%%
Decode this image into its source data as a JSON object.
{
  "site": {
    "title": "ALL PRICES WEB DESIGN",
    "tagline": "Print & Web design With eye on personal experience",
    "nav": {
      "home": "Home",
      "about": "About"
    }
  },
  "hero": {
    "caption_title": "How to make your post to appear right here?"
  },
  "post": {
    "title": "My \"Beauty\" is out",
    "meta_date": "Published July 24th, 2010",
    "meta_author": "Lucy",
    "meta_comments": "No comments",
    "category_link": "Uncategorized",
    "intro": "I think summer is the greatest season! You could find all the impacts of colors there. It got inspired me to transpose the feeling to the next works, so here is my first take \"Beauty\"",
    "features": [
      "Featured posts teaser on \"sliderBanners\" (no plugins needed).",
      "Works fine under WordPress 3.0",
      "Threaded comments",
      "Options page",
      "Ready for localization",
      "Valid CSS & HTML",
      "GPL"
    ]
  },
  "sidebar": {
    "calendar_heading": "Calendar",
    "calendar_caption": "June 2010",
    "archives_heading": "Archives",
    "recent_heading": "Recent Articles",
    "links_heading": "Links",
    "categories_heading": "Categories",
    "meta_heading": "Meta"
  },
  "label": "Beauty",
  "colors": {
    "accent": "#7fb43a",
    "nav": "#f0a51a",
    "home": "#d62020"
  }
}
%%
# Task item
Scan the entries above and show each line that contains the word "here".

# Answer section
    "caption_title": "How to make your post to appear right here?"
    "intro": "I think summer is the greatest season! You could find all the impacts of colors there. It got inspired me to transpose the feeling to the next works, so here is my first take \"Beauty\"",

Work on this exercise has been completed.